Papers explore new ways to fund higher education
The Campaign for the Future of Higher Education (CFHE) has begun a drive to involve our nation’s college and university faculty in the search for solutions to the seemingly unending cycle of funding cuts, privatization, soaring tuition and academic shut-downs.
On Tuesday, CFHE introduced three working papers with ideas on ways to fund higher education in America.
The CFHE working papers address the common assumption that funding higher education through public means rather than through skyrocketing tuition is simply impossible. View the working papers and submit your comments at: www.futureofhighered.org
The briefing took place on Abraham Lincoln’s birthday. Lincoln signed the 1862 Morrill Act that initiated America’s public higher education system, starting with Land Grant Colleges. Today that system spans the nation but is on the road to elimination.

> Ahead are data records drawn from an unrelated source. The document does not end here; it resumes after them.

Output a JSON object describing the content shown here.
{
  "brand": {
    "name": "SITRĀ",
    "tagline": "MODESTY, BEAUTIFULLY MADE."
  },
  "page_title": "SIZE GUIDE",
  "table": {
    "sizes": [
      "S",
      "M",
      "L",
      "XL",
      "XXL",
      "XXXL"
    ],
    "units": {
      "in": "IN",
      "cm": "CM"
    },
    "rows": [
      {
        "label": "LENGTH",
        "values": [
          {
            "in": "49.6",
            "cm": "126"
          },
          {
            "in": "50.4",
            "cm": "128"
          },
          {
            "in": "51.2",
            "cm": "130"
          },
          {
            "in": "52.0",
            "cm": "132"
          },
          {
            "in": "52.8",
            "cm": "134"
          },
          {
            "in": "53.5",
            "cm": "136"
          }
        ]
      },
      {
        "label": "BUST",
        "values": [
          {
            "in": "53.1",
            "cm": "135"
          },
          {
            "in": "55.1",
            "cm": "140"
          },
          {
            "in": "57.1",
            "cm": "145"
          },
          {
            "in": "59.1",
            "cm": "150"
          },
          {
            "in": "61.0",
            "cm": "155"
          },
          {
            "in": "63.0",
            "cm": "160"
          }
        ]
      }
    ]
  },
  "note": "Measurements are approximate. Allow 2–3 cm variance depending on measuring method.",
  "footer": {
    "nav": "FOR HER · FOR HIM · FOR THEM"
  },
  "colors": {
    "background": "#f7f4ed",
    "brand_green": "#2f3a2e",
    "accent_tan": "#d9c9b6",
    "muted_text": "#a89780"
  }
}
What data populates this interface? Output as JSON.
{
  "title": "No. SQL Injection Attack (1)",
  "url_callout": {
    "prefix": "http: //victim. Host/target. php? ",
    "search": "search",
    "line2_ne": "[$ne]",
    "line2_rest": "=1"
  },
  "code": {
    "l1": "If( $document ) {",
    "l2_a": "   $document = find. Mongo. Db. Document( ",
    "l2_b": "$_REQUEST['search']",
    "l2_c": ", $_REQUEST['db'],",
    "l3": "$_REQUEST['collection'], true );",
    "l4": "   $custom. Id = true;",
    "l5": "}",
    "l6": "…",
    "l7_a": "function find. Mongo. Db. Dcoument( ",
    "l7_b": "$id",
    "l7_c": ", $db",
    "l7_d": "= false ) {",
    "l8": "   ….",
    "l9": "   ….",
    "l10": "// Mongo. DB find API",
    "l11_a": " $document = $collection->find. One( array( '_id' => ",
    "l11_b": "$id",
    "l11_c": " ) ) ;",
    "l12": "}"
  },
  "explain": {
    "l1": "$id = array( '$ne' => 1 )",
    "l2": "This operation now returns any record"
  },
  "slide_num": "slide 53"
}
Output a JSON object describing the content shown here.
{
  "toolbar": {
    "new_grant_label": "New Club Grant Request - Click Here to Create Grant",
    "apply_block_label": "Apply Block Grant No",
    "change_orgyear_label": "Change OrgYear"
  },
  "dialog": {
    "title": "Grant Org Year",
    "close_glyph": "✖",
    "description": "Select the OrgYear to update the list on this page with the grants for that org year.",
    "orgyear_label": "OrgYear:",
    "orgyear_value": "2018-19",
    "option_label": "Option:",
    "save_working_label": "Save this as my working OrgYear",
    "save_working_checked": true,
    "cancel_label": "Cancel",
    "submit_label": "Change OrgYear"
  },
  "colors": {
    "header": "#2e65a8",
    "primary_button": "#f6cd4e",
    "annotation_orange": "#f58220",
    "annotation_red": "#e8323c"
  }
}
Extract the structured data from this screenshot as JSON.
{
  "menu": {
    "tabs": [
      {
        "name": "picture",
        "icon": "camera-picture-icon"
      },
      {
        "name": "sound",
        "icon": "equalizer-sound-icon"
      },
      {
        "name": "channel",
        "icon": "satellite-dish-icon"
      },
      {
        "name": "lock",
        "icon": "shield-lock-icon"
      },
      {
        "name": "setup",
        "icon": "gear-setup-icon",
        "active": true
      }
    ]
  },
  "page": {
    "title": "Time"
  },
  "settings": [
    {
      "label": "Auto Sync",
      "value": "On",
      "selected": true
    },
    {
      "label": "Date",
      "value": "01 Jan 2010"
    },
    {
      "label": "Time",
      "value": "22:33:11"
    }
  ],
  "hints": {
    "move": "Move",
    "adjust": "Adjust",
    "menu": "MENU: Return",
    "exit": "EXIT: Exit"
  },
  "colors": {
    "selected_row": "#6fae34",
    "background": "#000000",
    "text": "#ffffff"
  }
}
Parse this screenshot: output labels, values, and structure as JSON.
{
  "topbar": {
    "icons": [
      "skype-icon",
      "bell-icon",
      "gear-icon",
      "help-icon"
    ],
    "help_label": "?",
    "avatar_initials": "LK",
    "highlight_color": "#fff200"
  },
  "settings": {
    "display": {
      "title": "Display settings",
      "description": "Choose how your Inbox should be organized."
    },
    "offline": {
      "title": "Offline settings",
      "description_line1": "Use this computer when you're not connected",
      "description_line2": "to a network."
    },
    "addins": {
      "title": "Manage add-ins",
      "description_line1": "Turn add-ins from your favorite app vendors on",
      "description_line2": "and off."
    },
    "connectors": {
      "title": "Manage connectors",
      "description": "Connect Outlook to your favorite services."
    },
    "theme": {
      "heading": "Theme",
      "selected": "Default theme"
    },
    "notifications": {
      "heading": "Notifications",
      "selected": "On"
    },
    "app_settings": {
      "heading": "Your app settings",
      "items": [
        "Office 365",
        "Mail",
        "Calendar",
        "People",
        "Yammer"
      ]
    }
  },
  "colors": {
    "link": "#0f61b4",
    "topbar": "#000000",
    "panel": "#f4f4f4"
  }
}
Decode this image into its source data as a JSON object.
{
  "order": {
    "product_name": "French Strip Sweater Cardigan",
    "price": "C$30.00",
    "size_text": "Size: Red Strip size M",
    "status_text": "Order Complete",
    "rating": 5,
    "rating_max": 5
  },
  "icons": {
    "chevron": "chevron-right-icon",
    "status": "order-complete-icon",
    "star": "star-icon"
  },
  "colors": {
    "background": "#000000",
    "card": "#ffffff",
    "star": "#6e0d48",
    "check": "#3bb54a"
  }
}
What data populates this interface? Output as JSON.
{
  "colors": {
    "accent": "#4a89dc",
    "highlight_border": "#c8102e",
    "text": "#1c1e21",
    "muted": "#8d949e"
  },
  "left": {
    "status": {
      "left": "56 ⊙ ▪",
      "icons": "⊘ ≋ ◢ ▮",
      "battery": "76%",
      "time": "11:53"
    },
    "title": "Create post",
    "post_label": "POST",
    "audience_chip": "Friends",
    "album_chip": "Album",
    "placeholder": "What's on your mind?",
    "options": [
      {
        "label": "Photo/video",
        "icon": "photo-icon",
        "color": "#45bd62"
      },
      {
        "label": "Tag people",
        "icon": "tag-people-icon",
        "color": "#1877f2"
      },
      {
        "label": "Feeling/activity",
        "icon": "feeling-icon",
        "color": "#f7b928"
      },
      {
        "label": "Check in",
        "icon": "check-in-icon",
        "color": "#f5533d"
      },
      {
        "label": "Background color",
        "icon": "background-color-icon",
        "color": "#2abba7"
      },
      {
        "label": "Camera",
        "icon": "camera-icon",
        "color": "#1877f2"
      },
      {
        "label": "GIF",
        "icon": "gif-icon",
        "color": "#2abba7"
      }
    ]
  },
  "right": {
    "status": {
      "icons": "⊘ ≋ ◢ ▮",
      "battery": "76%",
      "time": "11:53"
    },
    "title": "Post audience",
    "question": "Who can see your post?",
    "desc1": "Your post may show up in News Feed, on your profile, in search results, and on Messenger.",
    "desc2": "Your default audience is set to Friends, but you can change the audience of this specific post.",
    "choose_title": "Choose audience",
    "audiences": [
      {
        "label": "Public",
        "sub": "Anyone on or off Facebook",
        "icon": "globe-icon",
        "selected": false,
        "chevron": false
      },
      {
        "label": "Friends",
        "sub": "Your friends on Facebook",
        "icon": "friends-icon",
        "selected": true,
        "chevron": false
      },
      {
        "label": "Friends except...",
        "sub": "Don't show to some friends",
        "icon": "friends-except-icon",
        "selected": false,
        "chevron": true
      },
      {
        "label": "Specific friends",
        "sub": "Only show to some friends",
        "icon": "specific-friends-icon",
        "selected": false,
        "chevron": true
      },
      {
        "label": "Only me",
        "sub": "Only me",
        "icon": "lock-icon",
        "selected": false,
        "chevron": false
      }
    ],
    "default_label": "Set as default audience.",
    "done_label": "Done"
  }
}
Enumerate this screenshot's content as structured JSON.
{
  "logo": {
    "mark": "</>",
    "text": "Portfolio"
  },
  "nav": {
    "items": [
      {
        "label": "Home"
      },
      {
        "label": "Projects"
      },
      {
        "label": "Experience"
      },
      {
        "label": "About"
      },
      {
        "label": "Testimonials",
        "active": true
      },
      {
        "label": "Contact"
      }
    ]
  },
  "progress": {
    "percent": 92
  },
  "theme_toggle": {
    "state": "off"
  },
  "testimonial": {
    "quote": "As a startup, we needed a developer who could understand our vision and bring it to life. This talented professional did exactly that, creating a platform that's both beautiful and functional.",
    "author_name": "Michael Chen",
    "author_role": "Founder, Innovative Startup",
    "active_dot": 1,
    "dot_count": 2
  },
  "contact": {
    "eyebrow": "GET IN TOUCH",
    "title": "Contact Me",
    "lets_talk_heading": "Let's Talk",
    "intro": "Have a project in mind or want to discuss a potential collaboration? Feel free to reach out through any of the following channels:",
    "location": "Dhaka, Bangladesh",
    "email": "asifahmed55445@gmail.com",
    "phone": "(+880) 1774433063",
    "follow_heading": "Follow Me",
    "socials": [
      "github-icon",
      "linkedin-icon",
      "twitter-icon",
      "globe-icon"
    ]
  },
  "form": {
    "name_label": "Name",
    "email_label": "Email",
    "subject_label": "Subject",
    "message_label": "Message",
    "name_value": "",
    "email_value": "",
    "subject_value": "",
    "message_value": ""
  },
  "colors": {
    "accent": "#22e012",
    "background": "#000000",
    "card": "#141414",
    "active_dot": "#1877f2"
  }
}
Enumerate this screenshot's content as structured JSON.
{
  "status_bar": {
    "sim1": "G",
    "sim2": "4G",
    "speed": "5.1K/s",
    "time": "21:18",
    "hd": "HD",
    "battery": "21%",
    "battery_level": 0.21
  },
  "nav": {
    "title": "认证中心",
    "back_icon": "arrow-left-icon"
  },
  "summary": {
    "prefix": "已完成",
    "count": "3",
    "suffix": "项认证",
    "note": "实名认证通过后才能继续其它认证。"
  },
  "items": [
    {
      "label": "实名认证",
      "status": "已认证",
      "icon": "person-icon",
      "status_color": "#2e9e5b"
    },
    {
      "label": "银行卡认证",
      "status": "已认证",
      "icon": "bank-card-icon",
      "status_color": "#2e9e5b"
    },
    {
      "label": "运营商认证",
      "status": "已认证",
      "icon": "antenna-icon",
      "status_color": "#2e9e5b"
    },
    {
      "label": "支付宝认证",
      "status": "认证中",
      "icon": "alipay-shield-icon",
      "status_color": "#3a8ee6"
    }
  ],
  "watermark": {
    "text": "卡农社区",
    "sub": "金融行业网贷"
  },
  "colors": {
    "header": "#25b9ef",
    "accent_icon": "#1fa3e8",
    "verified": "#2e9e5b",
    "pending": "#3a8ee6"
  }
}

“What we are missing today is the commitment and the courage that Lincoln and Morrill had,” said CFA President Lillian Taiz, in the opening of the news conference.
She continued, “With that in mind, CFHE decided to call on the faculty of this country to devote ourselves to tackling some of the really tough challenges confronting the future of higher education.” View the full text of her remarks.
The three papers examined Tuesday explore new ways to provide public support for colleges and universities:
- One of the papers explores the notion of free higher education and examines what the actual cost to provide such an ideal would be. Bob Samuels, a University of California Los Angeles faculty member, argues we could make big strides towards free public higher education by reallocating current governmental expenditures for higher education and by eliminating regressive tax breaks.
- The second paper, using the state of California as a test case, looks at the real magnitude of returning to recent, more adequate levels of state funding for higher education. Stanton Glantz, a professor at UC San Francisco, describes that “resetting” higher education funding to more adequate past levels would require only very small adjustments in the median income tax return.
- The third paper explores a currently unused tax revenue source that could be tapped if there were the political will to provide adequate public funding for higher education. Rudy Fichtenbaum, an economics professor at Wright State University in Ohio and national president of the American Association of University Professors, explains how to achieve vastly improved funding for higher education through a miniscule tax on selected financial transactions.
See and post your comments on a report in the Chronicle of Higher Education.